Element data from apps and pages:
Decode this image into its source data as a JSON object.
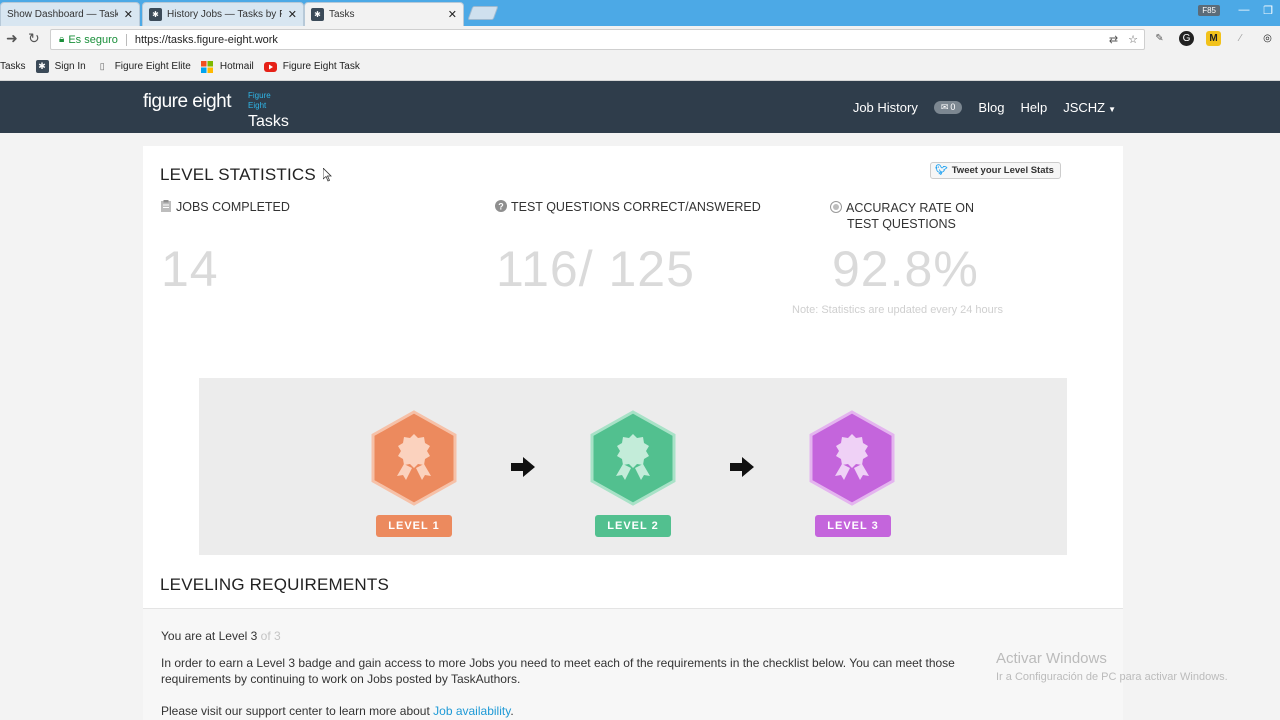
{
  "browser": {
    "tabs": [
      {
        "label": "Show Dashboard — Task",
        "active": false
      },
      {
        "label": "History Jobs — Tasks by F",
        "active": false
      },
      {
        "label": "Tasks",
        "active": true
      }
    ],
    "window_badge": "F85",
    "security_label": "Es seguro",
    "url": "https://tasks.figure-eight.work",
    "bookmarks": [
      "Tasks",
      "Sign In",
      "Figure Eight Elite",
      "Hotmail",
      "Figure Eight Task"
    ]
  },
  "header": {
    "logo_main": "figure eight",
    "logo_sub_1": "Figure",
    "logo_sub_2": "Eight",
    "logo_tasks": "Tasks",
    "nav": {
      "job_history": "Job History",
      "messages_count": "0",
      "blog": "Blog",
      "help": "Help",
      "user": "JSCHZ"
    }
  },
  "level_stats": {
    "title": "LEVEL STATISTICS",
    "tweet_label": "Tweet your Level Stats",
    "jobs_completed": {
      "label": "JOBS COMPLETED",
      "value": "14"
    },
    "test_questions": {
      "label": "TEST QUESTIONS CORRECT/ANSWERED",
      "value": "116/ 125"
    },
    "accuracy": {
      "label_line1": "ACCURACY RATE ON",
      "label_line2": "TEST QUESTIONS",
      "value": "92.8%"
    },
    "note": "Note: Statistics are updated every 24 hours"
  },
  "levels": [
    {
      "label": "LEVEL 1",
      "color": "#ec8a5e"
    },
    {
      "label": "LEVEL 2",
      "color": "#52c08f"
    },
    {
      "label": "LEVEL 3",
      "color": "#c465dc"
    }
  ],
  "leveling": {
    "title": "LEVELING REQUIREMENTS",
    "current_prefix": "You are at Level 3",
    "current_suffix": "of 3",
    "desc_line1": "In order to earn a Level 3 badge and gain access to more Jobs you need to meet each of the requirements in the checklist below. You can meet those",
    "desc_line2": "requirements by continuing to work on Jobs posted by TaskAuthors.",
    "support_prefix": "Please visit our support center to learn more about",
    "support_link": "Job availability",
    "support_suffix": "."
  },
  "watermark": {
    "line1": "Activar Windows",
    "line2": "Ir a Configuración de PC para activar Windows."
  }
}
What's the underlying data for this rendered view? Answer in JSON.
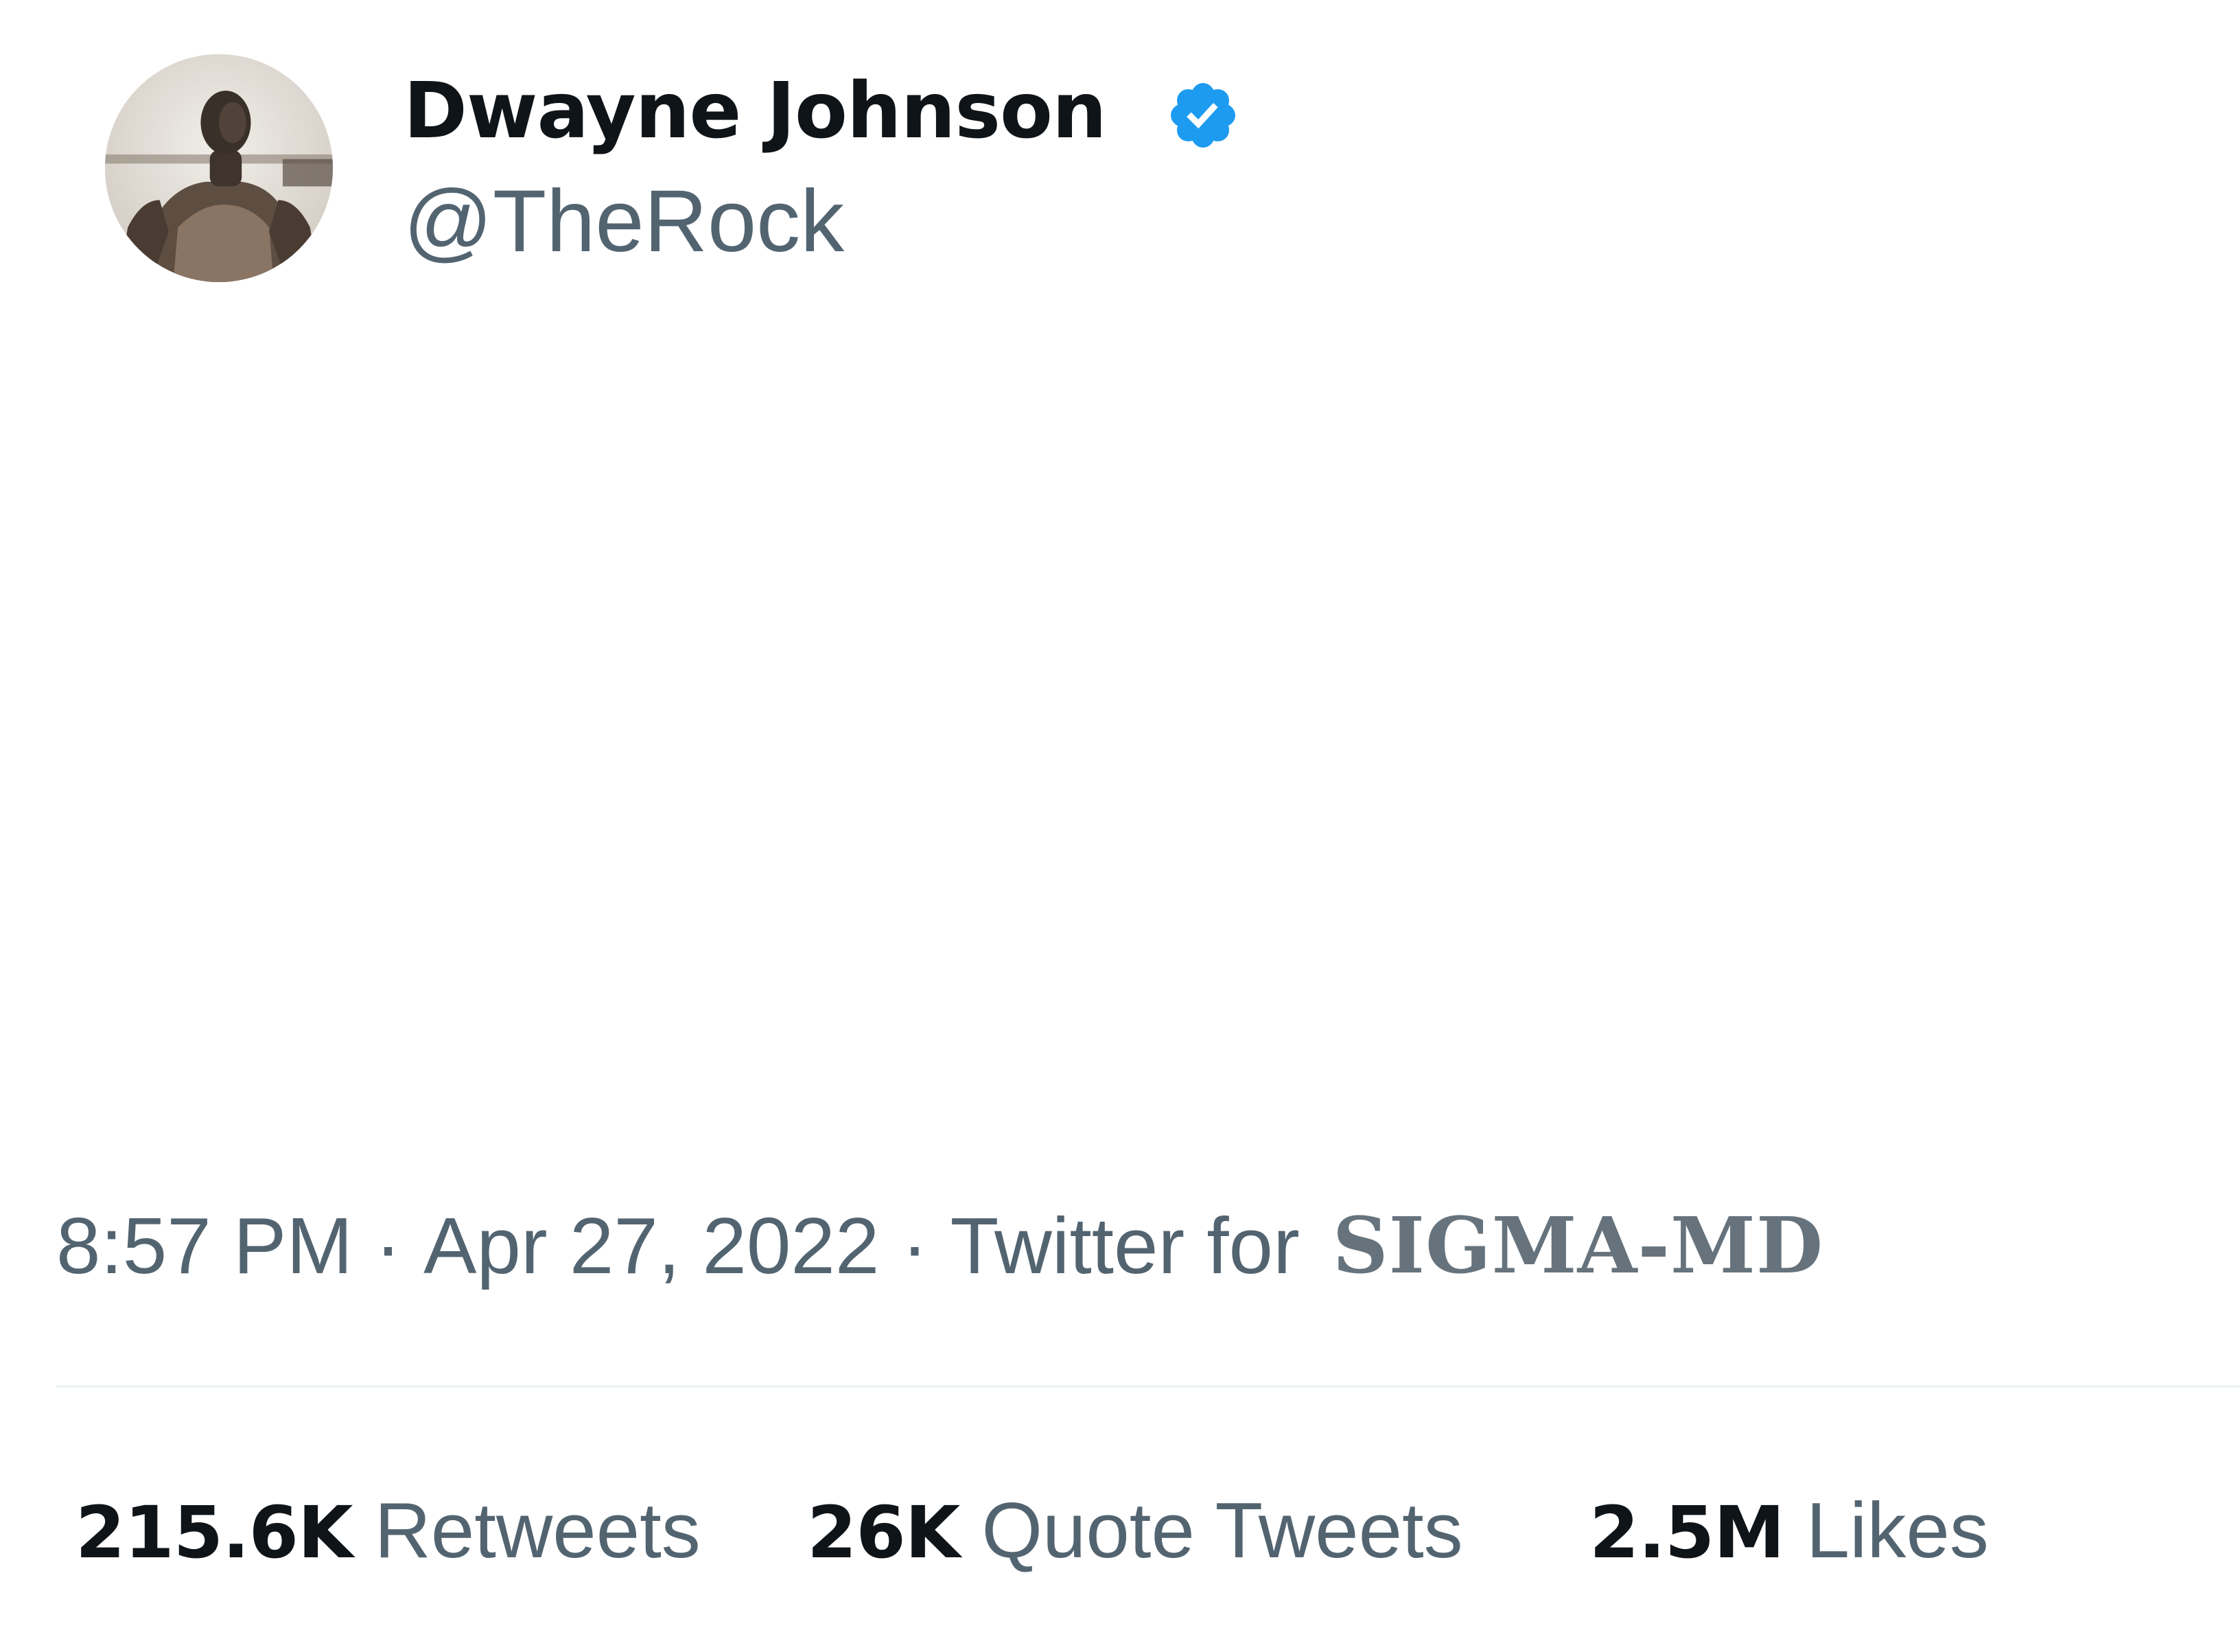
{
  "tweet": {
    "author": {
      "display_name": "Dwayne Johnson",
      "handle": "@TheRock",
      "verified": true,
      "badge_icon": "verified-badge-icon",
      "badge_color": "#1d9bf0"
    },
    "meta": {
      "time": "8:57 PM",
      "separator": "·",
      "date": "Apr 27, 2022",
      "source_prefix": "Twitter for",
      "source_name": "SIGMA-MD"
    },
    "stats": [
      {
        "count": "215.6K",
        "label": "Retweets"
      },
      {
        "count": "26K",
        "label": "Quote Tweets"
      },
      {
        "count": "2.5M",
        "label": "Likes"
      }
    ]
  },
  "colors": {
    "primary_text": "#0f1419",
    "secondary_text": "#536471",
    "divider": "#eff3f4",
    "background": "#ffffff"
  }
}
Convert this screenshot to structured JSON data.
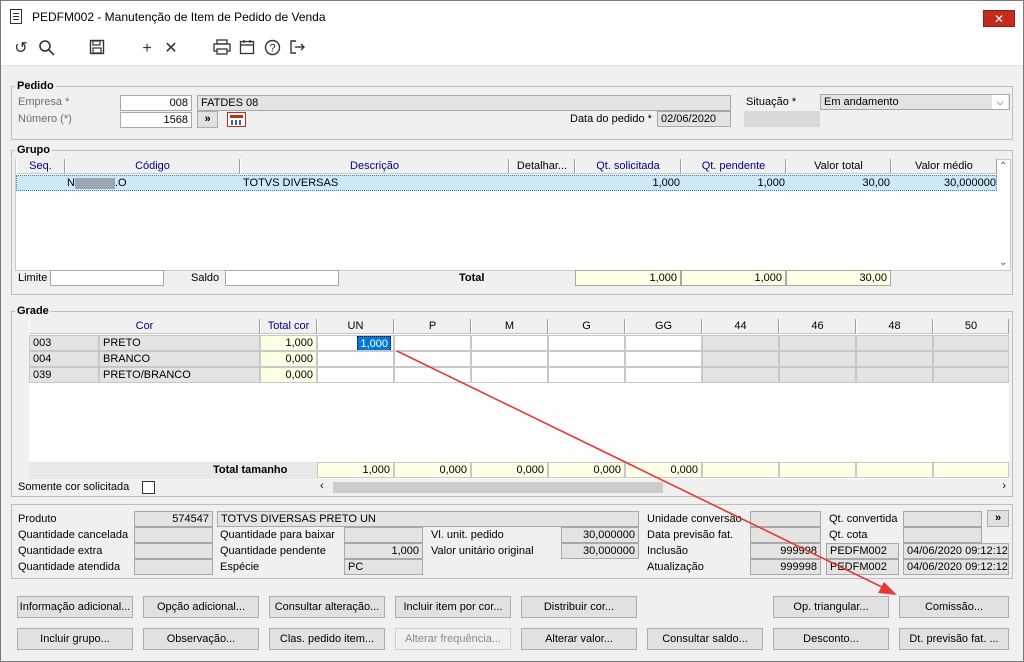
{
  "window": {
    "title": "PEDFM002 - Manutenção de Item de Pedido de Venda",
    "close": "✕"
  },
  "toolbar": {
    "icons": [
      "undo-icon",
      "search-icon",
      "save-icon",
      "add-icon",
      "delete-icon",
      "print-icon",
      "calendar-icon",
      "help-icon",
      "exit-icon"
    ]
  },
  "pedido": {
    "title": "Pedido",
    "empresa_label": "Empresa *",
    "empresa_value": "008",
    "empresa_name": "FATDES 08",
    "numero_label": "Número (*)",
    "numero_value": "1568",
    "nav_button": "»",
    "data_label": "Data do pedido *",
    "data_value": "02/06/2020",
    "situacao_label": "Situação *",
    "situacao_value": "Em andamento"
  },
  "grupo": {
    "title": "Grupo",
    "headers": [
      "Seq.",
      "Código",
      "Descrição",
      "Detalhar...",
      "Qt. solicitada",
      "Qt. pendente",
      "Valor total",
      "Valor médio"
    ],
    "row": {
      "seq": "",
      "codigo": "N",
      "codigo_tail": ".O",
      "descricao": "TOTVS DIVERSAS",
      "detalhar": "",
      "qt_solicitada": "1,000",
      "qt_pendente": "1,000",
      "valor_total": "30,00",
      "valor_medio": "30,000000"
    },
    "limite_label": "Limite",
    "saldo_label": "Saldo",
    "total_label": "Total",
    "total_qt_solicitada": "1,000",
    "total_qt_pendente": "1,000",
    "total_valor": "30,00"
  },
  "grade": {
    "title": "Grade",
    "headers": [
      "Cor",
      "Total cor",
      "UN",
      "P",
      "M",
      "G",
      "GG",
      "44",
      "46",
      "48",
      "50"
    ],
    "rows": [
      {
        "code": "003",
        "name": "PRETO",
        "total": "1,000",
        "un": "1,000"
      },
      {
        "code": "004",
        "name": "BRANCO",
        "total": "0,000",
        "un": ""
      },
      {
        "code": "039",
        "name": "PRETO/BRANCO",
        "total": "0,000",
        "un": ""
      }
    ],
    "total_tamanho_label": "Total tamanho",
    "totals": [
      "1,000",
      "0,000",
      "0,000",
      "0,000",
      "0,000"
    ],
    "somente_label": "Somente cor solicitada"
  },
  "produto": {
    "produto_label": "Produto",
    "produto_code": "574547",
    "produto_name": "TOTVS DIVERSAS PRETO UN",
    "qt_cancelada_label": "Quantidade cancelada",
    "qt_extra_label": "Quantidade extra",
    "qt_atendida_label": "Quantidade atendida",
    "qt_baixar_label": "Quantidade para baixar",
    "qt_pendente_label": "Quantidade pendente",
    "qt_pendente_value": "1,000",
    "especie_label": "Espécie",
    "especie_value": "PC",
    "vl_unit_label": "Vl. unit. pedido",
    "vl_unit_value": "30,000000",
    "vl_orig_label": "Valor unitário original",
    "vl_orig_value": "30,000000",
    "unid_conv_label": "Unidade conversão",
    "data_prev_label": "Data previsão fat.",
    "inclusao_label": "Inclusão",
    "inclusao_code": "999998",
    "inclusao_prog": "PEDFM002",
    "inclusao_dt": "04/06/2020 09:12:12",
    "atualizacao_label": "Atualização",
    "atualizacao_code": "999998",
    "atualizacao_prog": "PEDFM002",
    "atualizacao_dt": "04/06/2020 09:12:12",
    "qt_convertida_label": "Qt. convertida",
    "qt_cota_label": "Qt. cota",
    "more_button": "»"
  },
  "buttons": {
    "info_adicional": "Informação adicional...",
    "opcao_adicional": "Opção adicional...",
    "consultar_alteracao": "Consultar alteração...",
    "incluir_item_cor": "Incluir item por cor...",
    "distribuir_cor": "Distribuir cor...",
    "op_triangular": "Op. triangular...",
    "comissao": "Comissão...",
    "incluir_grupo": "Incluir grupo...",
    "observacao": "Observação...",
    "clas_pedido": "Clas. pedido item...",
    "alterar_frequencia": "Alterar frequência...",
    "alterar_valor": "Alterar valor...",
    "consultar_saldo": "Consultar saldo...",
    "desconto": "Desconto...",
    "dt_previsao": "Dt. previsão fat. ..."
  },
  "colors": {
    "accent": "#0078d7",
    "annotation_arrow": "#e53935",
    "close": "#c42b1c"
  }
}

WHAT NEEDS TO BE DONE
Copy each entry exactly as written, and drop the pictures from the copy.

EXERCISE RESULT
Decode this image into its source data as a JSON object.
{
  "browser": {
    "tabs": [
      {
        "label": "Show Dashboard — Task",
        "active": false
      },
      {
        "label": "History Jobs — Tasks by F",
        "active": false
      },
      {
        "label": "Tasks",
        "active": true
      }
    ],
    "window_badge": "F85",
    "security_label": "Es seguro",
    "url": "https://tasks.figure-eight.work",
    "bookmarks": [
      "Tasks",
      "Sign In",
      "Figure Eight Elite",
      "Hotmail",
      "Figure Eight Task"
    ]
  },
  "header": {
    "logo_main": "figure eight",
    "logo_sub_1": "Figure",
    "logo_sub_2": "Eight",
    "logo_tasks": "Tasks",
    "nav": {
      "job_history": "Job History",
      "messages_count": "0",
      "blog": "Blog",
      "help": "Help",
      "user": "JSCHZ"
    }
  },
  "level_stats": {
    "title": "LEVEL STATISTICS",
    "tweet_label": "Tweet your Level Stats",
    "jobs_completed": {
      "label": "JOBS COMPLETED",
      "value": "14"
    },
    "test_questions": {
      "label": "TEST QUESTIONS CORRECT/ANSWERED",
      "value": "116/ 125"
    },
    "accuracy": {
      "label_line1": "ACCURACY RATE ON",
      "label_line2": "TEST QUESTIONS",
      "value": "92.8%"
    },
    "note": "Note: Statistics are updated every 24 hours"
  },
  "levels": [
    {
      "label": "LEVEL 1",
      "color": "#ec8a5e"
    },
    {
      "label": "LEVEL 2",
      "color": "#52c08f"
    },
    {
      "label": "LEVEL 3",
      "color": "#c465dc"
    }
  ],
  "leveling": {
    "title": "LEVELING REQUIREMENTS",
    "current_prefix": "You are at Level 3",
    "current_suffix": "of 3",
    "desc_line1": "In order to earn a Level 3 badge and gain access to more Jobs you need to meet each of the requirements in the checklist below. You can meet those",
    "desc_line2": "requirements by continuing to work on Jobs posted by TaskAuthors.",
    "support_prefix": "Please visit our support center to learn more about",
    "support_link": "Job availability",
    "support_suffix": "."
  },
  "watermark": {
    "line1": "Activar Windows",
    "line2": "Ir a Configuración de PC para activar Windows."
  }
}
What's the underlying data for this rendered view? Answer in JSON.
{
  "tweet": {
    "author": {
      "display_name": "Dwayne Johnson",
      "handle": "@TheRock",
      "verified": true,
      "badge_icon": "verified-badge-icon",
      "badge_color": "#1d9bf0"
    },
    "meta": {
      "time": "8:57 PM",
      "separator": "·",
      "date": "Apr 27, 2022",
      "source_prefix": "Twitter for",
      "source_name": "SIGMA-MD"
    },
    "stats": [
      {
        "count": "215.6K",
        "label": "Retweets"
      },
      {
        "count": "26K",
        "label": "Quote Tweets"
      },
      {
        "count": "2.5M",
        "label": "Likes"
      }
    ]
  },
  "colors": {
    "primary_text": "#0f1419",
    "secondary_text": "#536471",
    "divider": "#eff3f4",
    "background": "#ffffff"
  }
}
Convert this screenshot to structured JSON data.
{
  "window": {
    "title": "PEDFM002 - Manutenção de Item de Pedido de Venda",
    "close": "✕"
  },
  "toolbar": {
    "icons": [
      "undo-icon",
      "search-icon",
      "save-icon",
      "add-icon",
      "delete-icon",
      "print-icon",
      "calendar-icon",
      "help-icon",
      "exit-icon"
    ]
  },
  "pedido": {
    "title": "Pedido",
    "empresa_label": "Empresa *",
    "empresa_value": "008",
    "empresa_name": "FATDES 08",
    "numero_label": "Número (*)",
    "numero_value": "1568",
    "nav_button": "»",
    "data_label": "Data do pedido *",
    "data_value": "02/06/2020",
    "situacao_label": "Situação *",
    "situacao_value": "Em andamento"
  },
  "grupo": {
    "title": "Grupo",
    "headers": [
      "Seq.",
      "Código",
      "Descrição",
      "Detalhar...",
      "Qt. solicitada",
      "Qt. pendente",
      "Valor total",
      "Valor médio"
    ],
    "row": {
      "seq": "",
      "codigo": "N",
      "codigo_tail": ".O",
      "descricao": "TOTVS DIVERSAS",
      "detalhar": "",
      "qt_solicitada": "1,000",
      "qt_pendente": "1,000",
      "valor_total": "30,00",
      "valor_medio": "30,000000"
    },
    "limite_label": "Limite",
    "saldo_label": "Saldo",
    "total_label": "Total",
    "total_qt_solicitada": "1,000",
    "total_qt_pendente": "1,000",
    "total_valor": "30,00"
  },
  "grade": {
    "title": "Grade",
    "headers": [
      "Cor",
      "Total cor",
      "UN",
      "P",
      "M",
      "G",
      "GG",
      "44",
      "46",
      "48",
      "50"
    ],
    "rows": [
      {
        "code": "003",
        "name": "PRETO",
        "total": "1,000",
        "un": "1,000"
      },
      {
        "code": "004",
        "name": "BRANCO",
        "total": "0,000",
        "un": ""
      },
      {
        "code": "039",
        "name": "PRETO/BRANCO",
        "total": "0,000",
        "un": ""
      }
    ],
    "total_tamanho_label": "Total tamanho",
    "totals": [
      "1,000",
      "0,000",
      "0,000",
      "0,000",
      "0,000"
    ],
    "somente_label": "Somente cor solicitada"
  },
  "produto": {
    "produto_label": "Produto",
    "produto_code": "574547",
    "produto_name": "TOTVS DIVERSAS PRETO UN",
    "qt_cancelada_label": "Quantidade cancelada",
    "qt_extra_label": "Quantidade extra",
    "qt_atendida_label": "Quantidade atendida",
    "qt_baixar_label": "Quantidade para baixar",
    "qt_pendente_label": "Quantidade pendente",
    "qt_pendente_value": "1,000",
    "especie_label": "Espécie",
    "especie_value": "PC",
    "vl_unit_label": "Vl. unit. pedido",
    "vl_unit_value": "30,000000",
    "vl_orig_label": "Valor unitário original",
    "vl_orig_value": "30,000000",
    "unid_conv_label": "Unidade conversão",
    "data_prev_label": "Data previsão fat.",
    "inclusao_label": "Inclusão",
    "inclusao_code": "999998",
    "inclusao_prog": "PEDFM002",
    "inclusao_dt": "04/06/2020 09:12:12",
    "atualizacao_label": "Atualização",
    "atualizacao_code": "999998",
    "atualizacao_prog": "PEDFM002",
    "atualizacao_dt": "04/06/2020 09:12:12",
    "qt_convertida_label": "Qt. convertida",
    "qt_cota_label": "Qt. cota",
    "more_button": "»"
  },
  "buttons": {
    "info_adicional": "Informação adicional...",
    "opcao_adicional": "Opção adicional...",
    "consultar_alteracao": "Consultar alteração...",
    "incluir_item_cor": "Incluir item por cor...",
    "distribuir_cor": "Distribuir cor...",
    "op_triangular": "Op. triangular...",
    "comissao": "Comissão...",
    "incluir_grupo": "Incluir grupo...",
    "observacao": "Observação...",
    "clas_pedido": "Clas. pedido item...",
    "alterar_frequencia": "Alterar frequência...",
    "alterar_valor": "Alterar valor...",
    "consultar_saldo": "Consultar saldo...",
    "desconto": "Desconto...",
    "dt_previsao": "Dt. previsão fat. ..."
  },
  "colors": {
    "accent": "#0078d7",
    "annotation_arrow": "#e53935",
    "close": "#c42b1c"
  }
}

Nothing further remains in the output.